Ashavari celebrates a weekend of music
A glorious spring weekend was the setting for the three-day Ashavari Music Festival in the South Bay, May 25-27, at the Santa Clara Convention Center in Santa Clara and at Gunn Highschool’s Spangenberg Theatre in Palo Alto.
The event, hosted by the nonprofit organization Ashavari Performing Arts, celebrated the life and work of tabla maestro Pandit Swapan Chaudhuri. The festival was originally planned for 2020 in honor of his 75th birthday, but the Covid pandemic halted those plans. Ticket holders held on to their passes in anticipation of the forthcoming celebration.
“We were closely monitoring the pandemic situation,” Pradosh Sarkar of Ashavari Performing Arts told India Currents. “I was in constant touch with Guruji,” he added, referring to Pandit Swapan Chaudhuri.
Zakir Hussain & other musical legends perform
Opening night featured the preview of a documentary on Pandit Swapan Chaudhuri’s life and concluded with a performance by tabla legend Ustad Zakir Hussain, with Ustad Sabir Khan on the sarangi.
“Zakir-ji’s solo was really phenomenal. He hadn’t done a solo like that in a long time he was saying,” festival emcee Labonee Mohanta said.
“I was definitely excited [about the festival], but at the same time I could not even sleep, I was very nervous. It’s never happened in the Bay Area like this,” Pandit Swapan Chaudhuri told India Currents.
Ashavari musical treats
On Friday audiences were treated to several brilliant performances. Bay Area resident and Hindustani vocalist Shri Mahesh Kale opened the day’s festivities, accompanied by Shri Aditya Kalyanpur on tabla and Shri Anand Karve on harmonium. Pandit Tejendra Narayan Majumdar and son, Shri Indrayuddh Majumdar, both on the sarod, were accompanied by Pandit Tanmoy Bose. Kathak artist Pandit Rajendra Gangani closed out the night, accompanied by his brother Pandit Fateh Singh Gangani on tabla, Hemant Panwar on vocals, and Abhik Mukherjee on sitar.
“I was very inspired,” Mohanta, a kathak dancer herself, said of Gangani’s performance. “One thing that really struck out to me was the tabla player, which was his brother. I think the duo really made the concert stand out. They’re so in tune with each other. That really opened my eyes. It’s so important to be in tune with the musicians you’re dancing with.”
The final day at Spangenberg Theatre showcased Tabla Niketan students performing mid-afternoon, follwed by the Ali Akbar College of Music Tabla Ensemble. Late afternoon saw Shri Niladri Kumar on Sitar and Pandit Swapan Chaudhuri on tabla. In the early evening performance, Shri Alam Khan and Shri Manik Khan on sarod were accompanied by Pandit Tanmoy Bose on tabla.
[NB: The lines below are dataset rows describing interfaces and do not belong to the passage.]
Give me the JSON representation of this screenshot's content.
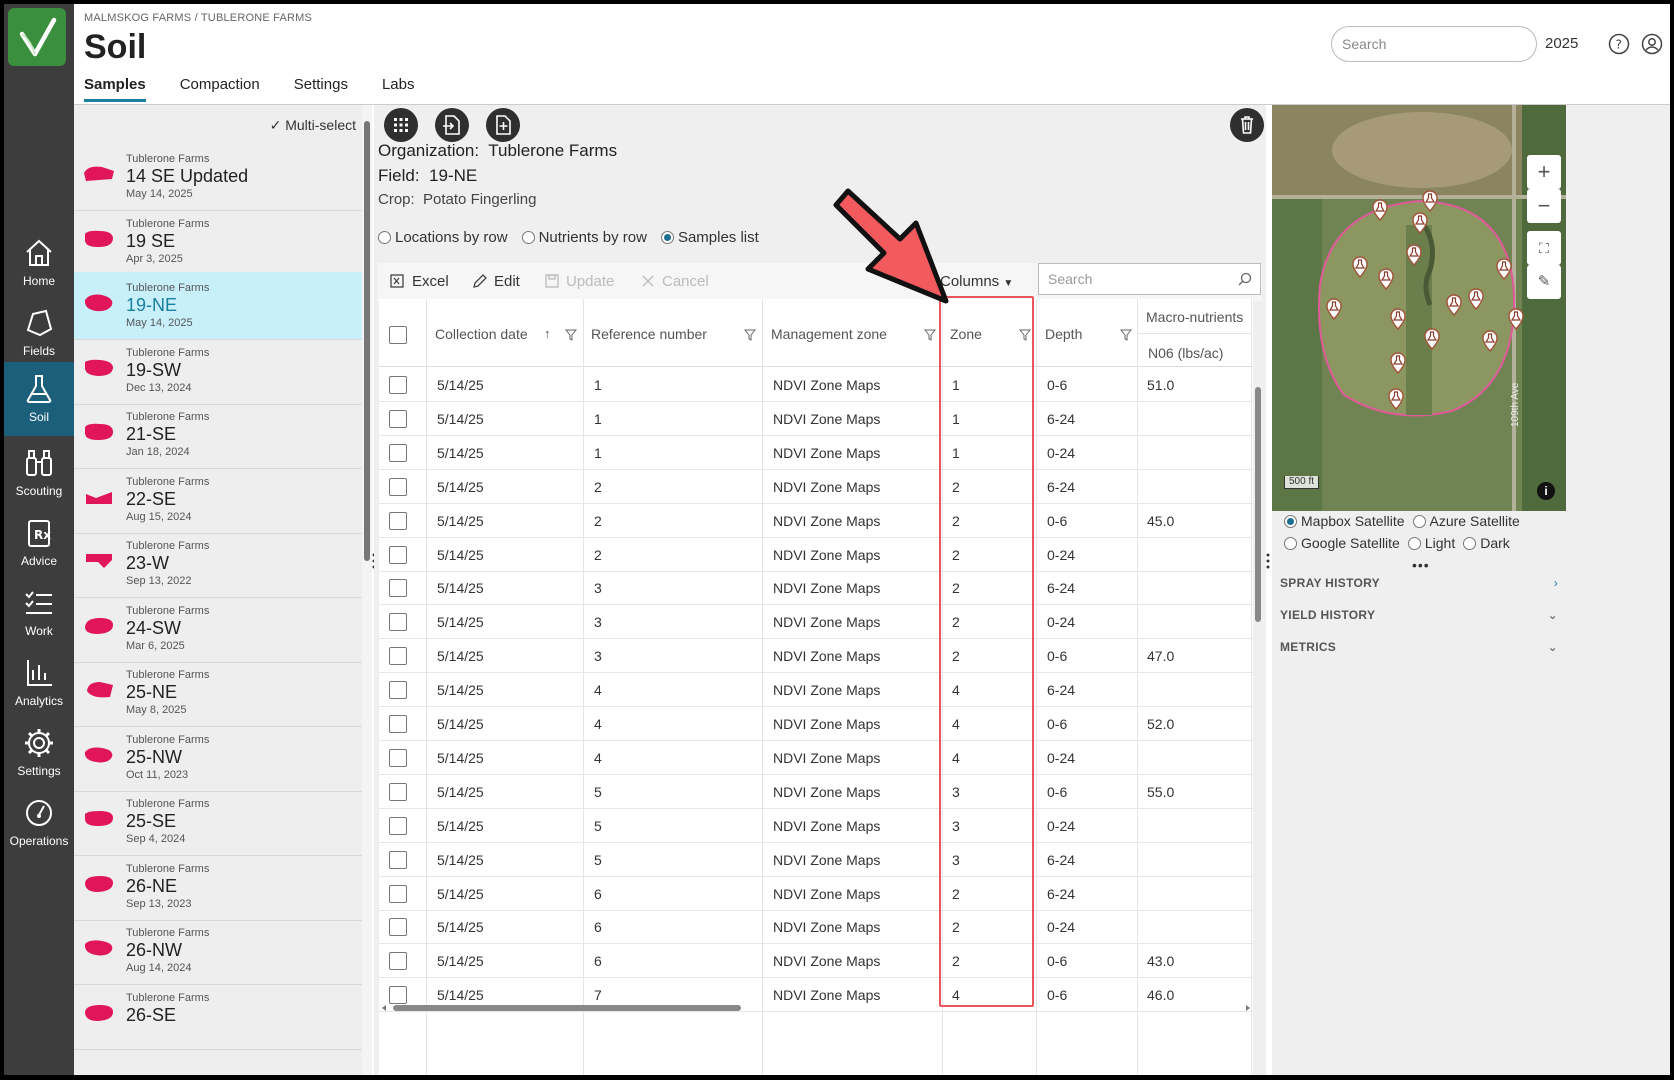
{
  "breadcrumb": "MALMSKOG FARMS / TUBLERONE FARMS",
  "page_title": "Soil",
  "tabs": [
    "Samples",
    "Compaction",
    "Settings",
    "Labs"
  ],
  "header": {
    "search_placeholder": "Search",
    "year": "2025"
  },
  "nav": [
    {
      "label": "Home",
      "icon": "home-icon"
    },
    {
      "label": "Fields",
      "icon": "fields-icon"
    },
    {
      "label": "Soil",
      "icon": "flask-icon"
    },
    {
      "label": "Scouting",
      "icon": "binoculars-icon"
    },
    {
      "label": "Advice",
      "icon": "rx-icon"
    },
    {
      "label": "Work",
      "icon": "checklist-icon"
    },
    {
      "label": "Analytics",
      "icon": "chart-icon"
    },
    {
      "label": "Settings",
      "icon": "gear-icon"
    },
    {
      "label": "Operations",
      "icon": "gauge-icon"
    }
  ],
  "list": {
    "multi_select_label": "Multi-select",
    "items": [
      {
        "org": "Tublerone Farms",
        "name": "14 SE Updated",
        "date": "May 14, 2025"
      },
      {
        "org": "Tublerone Farms",
        "name": "19 SE",
        "date": "Apr 3, 2025"
      },
      {
        "org": "Tublerone Farms",
        "name": "19-NE",
        "date": "May 14, 2025"
      },
      {
        "org": "Tublerone Farms",
        "name": "19-SW",
        "date": "Dec 13, 2024"
      },
      {
        "org": "Tublerone Farms",
        "name": "21-SE",
        "date": "Jan 18, 2024"
      },
      {
        "org": "Tublerone Farms",
        "name": "22-SE",
        "date": "Aug 15, 2024"
      },
      {
        "org": "Tublerone Farms",
        "name": "23-W",
        "date": "Sep 13, 2022"
      },
      {
        "org": "Tublerone Farms",
        "name": "24-SW",
        "date": "Mar 6, 2025"
      },
      {
        "org": "Tublerone Farms",
        "name": "25-NE",
        "date": "May 8, 2025"
      },
      {
        "org": "Tublerone Farms",
        "name": "25-NW",
        "date": "Oct 11, 2023"
      },
      {
        "org": "Tublerone Farms",
        "name": "25-SE",
        "date": "Sep 4, 2024"
      },
      {
        "org": "Tublerone Farms",
        "name": "26-NE",
        "date": "Sep 13, 2023"
      },
      {
        "org": "Tublerone Farms",
        "name": "26-NW",
        "date": "Aug 14, 2024"
      },
      {
        "org": "Tublerone Farms",
        "name": "26-SE",
        "date": ""
      }
    ]
  },
  "details": {
    "organization_label": "Organization:",
    "organization": "Tublerone Farms",
    "field_label": "Field:",
    "field": "19-NE",
    "crop_label": "Crop:",
    "crop": "Potato Fingerling"
  },
  "view_modes": [
    "Locations by row",
    "Nutrients by row",
    "Samples list"
  ],
  "toolbar": {
    "excel": "Excel",
    "edit": "Edit",
    "update": "Update",
    "cancel": "Cancel",
    "columns": "Columns",
    "search_placeholder": "Search"
  },
  "table": {
    "headers": {
      "collection_date": "Collection date",
      "reference_number": "Reference number",
      "management_zone": "Management zone",
      "zone": "Zone",
      "depth": "Depth",
      "macro_group": "Macro-nutrients",
      "n06": "N06 (lbs/ac)"
    },
    "rows": [
      [
        "5/14/25",
        "1",
        "NDVI Zone Maps",
        "1",
        "0-6",
        "51.0"
      ],
      [
        "5/14/25",
        "1",
        "NDVI Zone Maps",
        "1",
        "6-24",
        ""
      ],
      [
        "5/14/25",
        "1",
        "NDVI Zone Maps",
        "1",
        "0-24",
        ""
      ],
      [
        "5/14/25",
        "2",
        "NDVI Zone Maps",
        "2",
        "6-24",
        ""
      ],
      [
        "5/14/25",
        "2",
        "NDVI Zone Maps",
        "2",
        "0-6",
        "45.0"
      ],
      [
        "5/14/25",
        "2",
        "NDVI Zone Maps",
        "2",
        "0-24",
        ""
      ],
      [
        "5/14/25",
        "3",
        "NDVI Zone Maps",
        "2",
        "6-24",
        ""
      ],
      [
        "5/14/25",
        "3",
        "NDVI Zone Maps",
        "2",
        "0-24",
        ""
      ],
      [
        "5/14/25",
        "3",
        "NDVI Zone Maps",
        "2",
        "0-6",
        "47.0"
      ],
      [
        "5/14/25",
        "4",
        "NDVI Zone Maps",
        "4",
        "6-24",
        ""
      ],
      [
        "5/14/25",
        "4",
        "NDVI Zone Maps",
        "4",
        "0-6",
        "52.0"
      ],
      [
        "5/14/25",
        "4",
        "NDVI Zone Maps",
        "4",
        "0-24",
        ""
      ],
      [
        "5/14/25",
        "5",
        "NDVI Zone Maps",
        "3",
        "0-6",
        "55.0"
      ],
      [
        "5/14/25",
        "5",
        "NDVI Zone Maps",
        "3",
        "0-24",
        ""
      ],
      [
        "5/14/25",
        "5",
        "NDVI Zone Maps",
        "3",
        "6-24",
        ""
      ],
      [
        "5/14/25",
        "6",
        "NDVI Zone Maps",
        "2",
        "6-24",
        ""
      ],
      [
        "5/14/25",
        "6",
        "NDVI Zone Maps",
        "2",
        "0-24",
        ""
      ],
      [
        "5/14/25",
        "6",
        "NDVI Zone Maps",
        "2",
        "0-6",
        "43.0"
      ],
      [
        "5/14/25",
        "7",
        "NDVI Zone Maps",
        "4",
        "0-6",
        "46.0"
      ]
    ]
  },
  "map": {
    "scale_label": "500 ft",
    "road_label": "109th Ave",
    "basemaps": [
      "Mapbox Satellite",
      "Azure Satellite",
      "Google Satellite",
      "Light",
      "Dark"
    ],
    "selected_basemap": "Mapbox Satellite"
  },
  "accordion": [
    "SPRAY HISTORY",
    "YIELD HISTORY",
    "METRICS"
  ],
  "colors": {
    "accent": "#1b7fa0",
    "field_shape": "#e0155a",
    "highlight": "#e8555a",
    "rail": "#3d3d3d"
  }
}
The final performance of the evening was vocalist Vidushi Kaushiki Chakraborty performing to a sold-out crowd. Accompanying her were Pandit Swapan Chaudhuri on tabla, Shri Tanmay Deochake on harmonium, and Ustad Sabir Khan on sarangi.
Beautiful moments in music
Beautiful moments were sprinkled throughout the three days. Ustad Zakir Hussain along with several artists sought blessings from Pandit Swapan Chaudhuri before their performances. Shri Mahesh Kale gently handed his guru’s decades-old tanpura to his student to carry on stage. Vidhushi Kaushiki Chakraborty spoke of Pandit Swapan Chaudhuri house was a second home to her while growing up. Musicians joyously greeted each other at the festival and backstage before and after each performance.
“I was staying with them in the hotel,” Pandit Swapan Chaudhuri said. “They don’t get that in India. That kind of mahal, eating together, talking until 3 in the morning.”
Every night, two of Swapan-ji’s students, William Rossel and Jim Santi Owen, introduced the Maestro Swapan Chaudhuri Digital Tabla Library, a resource for students interested in learning the tabla.
“My main goal was to spread this music, this culture to the younger generation,” said Pandit Swapan Chaudhuri. “I saw so many kids. I was very happy when they came to me and said they wanted to join,” he continued. “As soon as they get involved their culture will be theirs forever.”